THE DATA
============================================================

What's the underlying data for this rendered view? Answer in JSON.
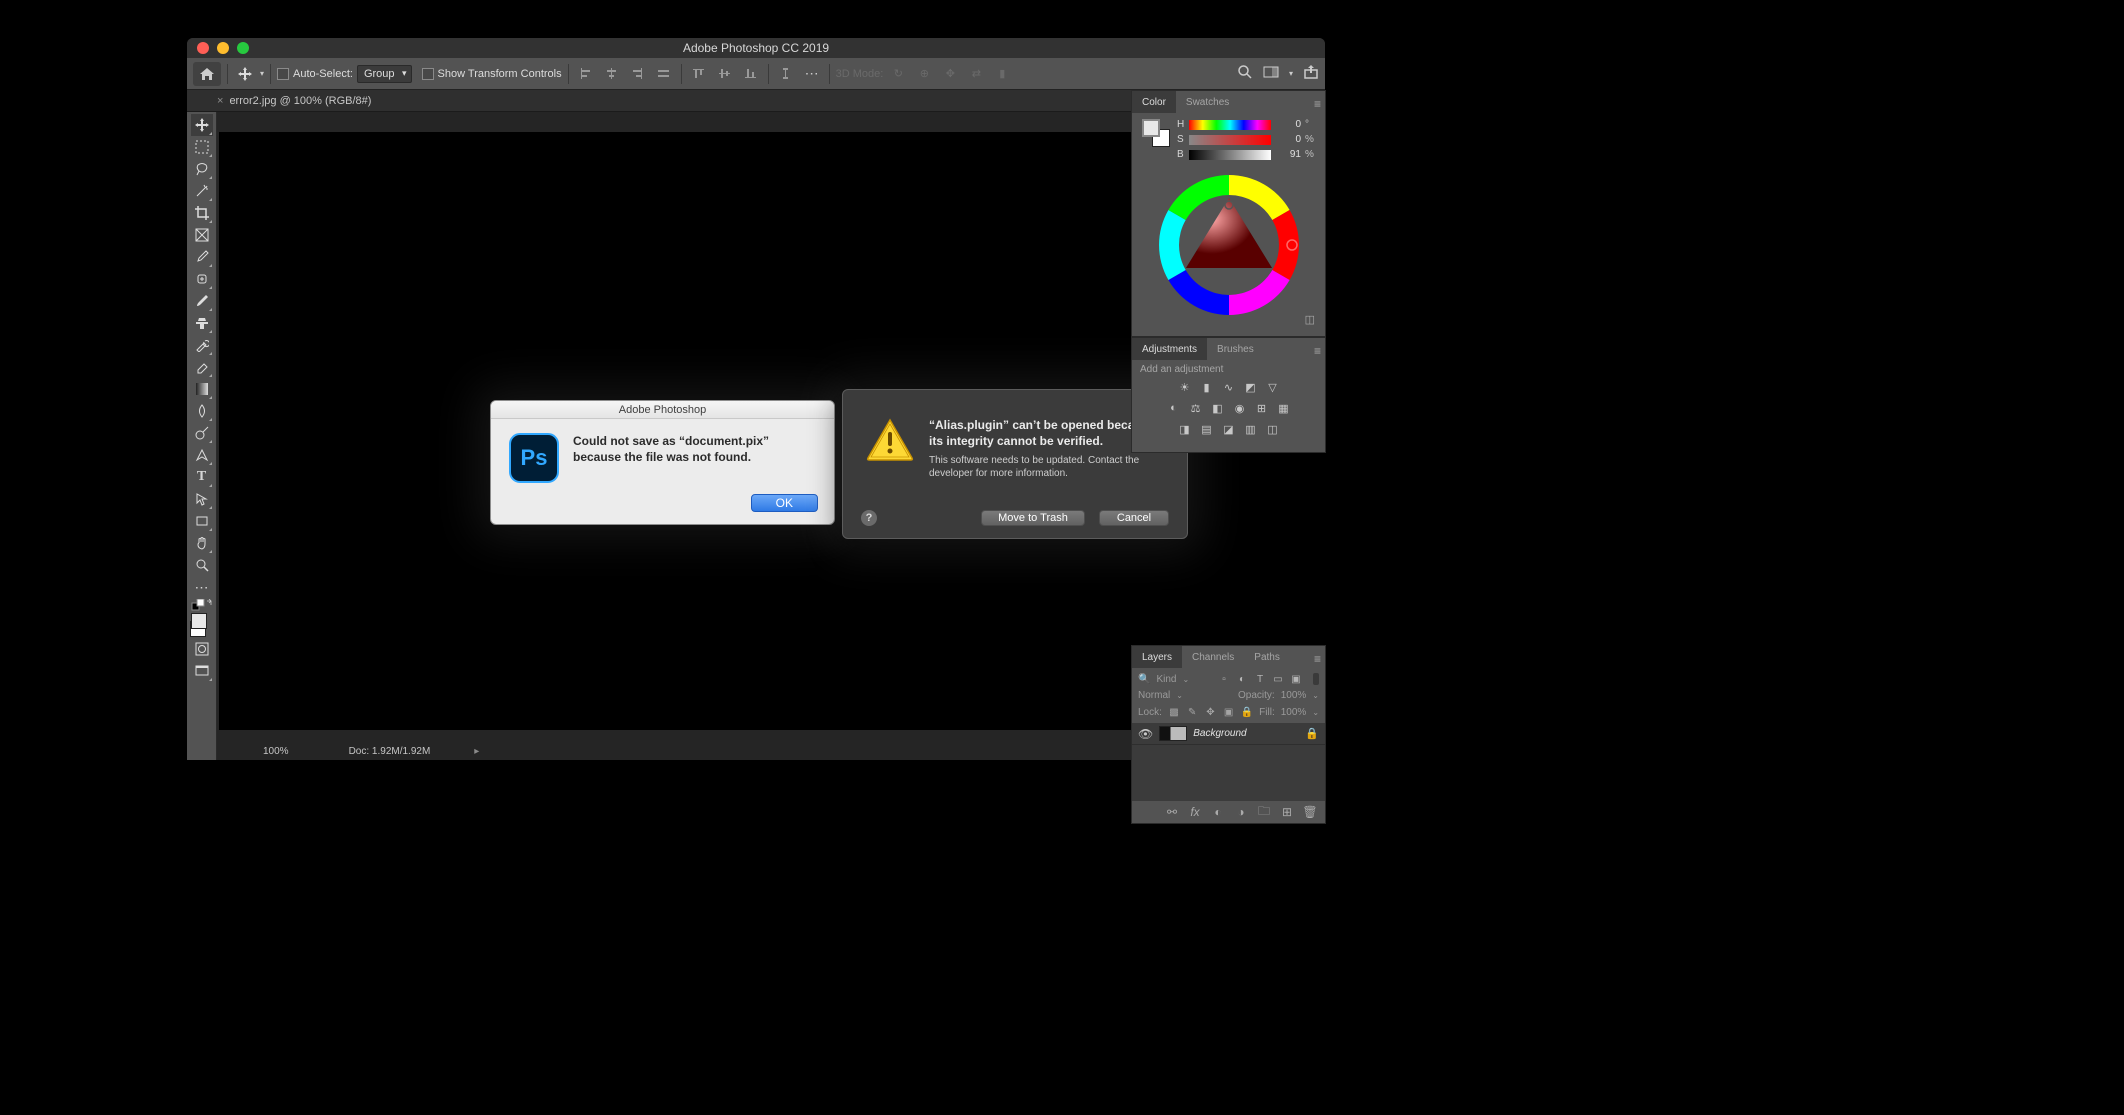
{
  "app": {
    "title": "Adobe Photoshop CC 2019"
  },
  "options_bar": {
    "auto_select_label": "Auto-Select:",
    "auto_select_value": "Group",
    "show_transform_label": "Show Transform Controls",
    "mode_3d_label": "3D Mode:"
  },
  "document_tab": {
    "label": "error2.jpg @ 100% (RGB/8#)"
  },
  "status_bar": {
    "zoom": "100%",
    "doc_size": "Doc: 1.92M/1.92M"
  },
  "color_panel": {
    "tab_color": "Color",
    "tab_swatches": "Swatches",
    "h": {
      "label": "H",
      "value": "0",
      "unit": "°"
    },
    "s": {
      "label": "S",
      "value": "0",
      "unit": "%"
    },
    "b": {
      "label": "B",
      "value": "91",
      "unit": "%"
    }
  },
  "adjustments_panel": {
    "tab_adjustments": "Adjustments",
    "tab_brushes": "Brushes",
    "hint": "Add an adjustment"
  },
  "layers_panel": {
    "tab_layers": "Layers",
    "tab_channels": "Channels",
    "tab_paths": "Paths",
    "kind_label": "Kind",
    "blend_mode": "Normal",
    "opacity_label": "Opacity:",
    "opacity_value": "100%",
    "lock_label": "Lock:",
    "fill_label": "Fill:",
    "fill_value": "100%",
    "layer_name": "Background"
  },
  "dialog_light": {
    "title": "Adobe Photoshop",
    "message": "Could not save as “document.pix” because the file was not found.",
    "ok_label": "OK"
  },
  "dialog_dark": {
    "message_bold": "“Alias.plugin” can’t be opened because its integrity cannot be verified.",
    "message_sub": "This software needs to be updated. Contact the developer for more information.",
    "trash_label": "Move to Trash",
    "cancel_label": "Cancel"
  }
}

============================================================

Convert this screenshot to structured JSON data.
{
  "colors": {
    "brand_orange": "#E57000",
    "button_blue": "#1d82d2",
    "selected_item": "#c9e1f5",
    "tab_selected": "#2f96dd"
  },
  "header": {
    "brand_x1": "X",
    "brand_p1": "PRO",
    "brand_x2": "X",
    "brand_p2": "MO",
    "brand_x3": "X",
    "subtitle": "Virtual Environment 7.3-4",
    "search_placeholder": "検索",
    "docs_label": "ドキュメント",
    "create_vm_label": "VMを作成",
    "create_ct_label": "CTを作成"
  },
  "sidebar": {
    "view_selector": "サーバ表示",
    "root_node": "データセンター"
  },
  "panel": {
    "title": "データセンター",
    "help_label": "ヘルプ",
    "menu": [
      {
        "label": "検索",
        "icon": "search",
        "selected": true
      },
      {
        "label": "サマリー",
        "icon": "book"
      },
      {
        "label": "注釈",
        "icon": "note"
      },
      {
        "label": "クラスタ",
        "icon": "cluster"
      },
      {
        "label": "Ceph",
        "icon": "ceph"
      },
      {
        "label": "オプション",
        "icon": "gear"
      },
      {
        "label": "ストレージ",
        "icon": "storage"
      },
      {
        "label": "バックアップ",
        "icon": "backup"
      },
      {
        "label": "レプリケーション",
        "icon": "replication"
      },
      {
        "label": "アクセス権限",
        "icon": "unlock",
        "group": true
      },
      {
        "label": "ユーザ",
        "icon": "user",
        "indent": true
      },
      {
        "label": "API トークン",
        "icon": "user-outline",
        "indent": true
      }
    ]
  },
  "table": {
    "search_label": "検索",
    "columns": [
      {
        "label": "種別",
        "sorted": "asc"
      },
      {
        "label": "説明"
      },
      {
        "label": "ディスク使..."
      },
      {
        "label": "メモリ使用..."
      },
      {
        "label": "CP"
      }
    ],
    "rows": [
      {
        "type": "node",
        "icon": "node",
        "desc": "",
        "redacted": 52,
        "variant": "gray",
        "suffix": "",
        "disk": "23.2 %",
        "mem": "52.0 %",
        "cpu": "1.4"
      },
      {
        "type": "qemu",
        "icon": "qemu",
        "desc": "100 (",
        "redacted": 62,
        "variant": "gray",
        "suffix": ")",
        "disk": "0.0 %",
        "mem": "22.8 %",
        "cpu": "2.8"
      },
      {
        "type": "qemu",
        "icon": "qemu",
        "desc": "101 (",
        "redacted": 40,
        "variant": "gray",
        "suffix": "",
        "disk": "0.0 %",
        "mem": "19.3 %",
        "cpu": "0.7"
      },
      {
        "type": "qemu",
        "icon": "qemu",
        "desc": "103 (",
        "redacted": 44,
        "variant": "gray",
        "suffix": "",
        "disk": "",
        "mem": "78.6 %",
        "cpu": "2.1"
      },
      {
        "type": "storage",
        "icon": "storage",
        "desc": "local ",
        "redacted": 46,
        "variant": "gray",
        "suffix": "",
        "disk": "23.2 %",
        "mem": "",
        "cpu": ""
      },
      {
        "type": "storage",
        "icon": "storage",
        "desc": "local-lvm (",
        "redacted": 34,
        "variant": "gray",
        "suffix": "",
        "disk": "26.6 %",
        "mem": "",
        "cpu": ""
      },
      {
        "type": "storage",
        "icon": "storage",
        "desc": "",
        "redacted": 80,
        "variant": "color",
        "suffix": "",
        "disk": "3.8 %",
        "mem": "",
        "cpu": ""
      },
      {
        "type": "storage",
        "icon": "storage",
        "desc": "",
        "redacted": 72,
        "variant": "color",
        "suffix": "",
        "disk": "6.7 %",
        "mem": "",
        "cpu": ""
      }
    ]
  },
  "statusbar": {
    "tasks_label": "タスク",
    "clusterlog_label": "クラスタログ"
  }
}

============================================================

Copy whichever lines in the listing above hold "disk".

SOLUTION TO THIS EXERCISE
        "disk": "23.2 %",
        "disk": "0.0 %",
        "disk": "0.0 %",
        "disk": "",
        "disk": "23.2 %",
        "disk": "26.6 %",
        "disk": "3.8 %",
        "disk": "6.7 %",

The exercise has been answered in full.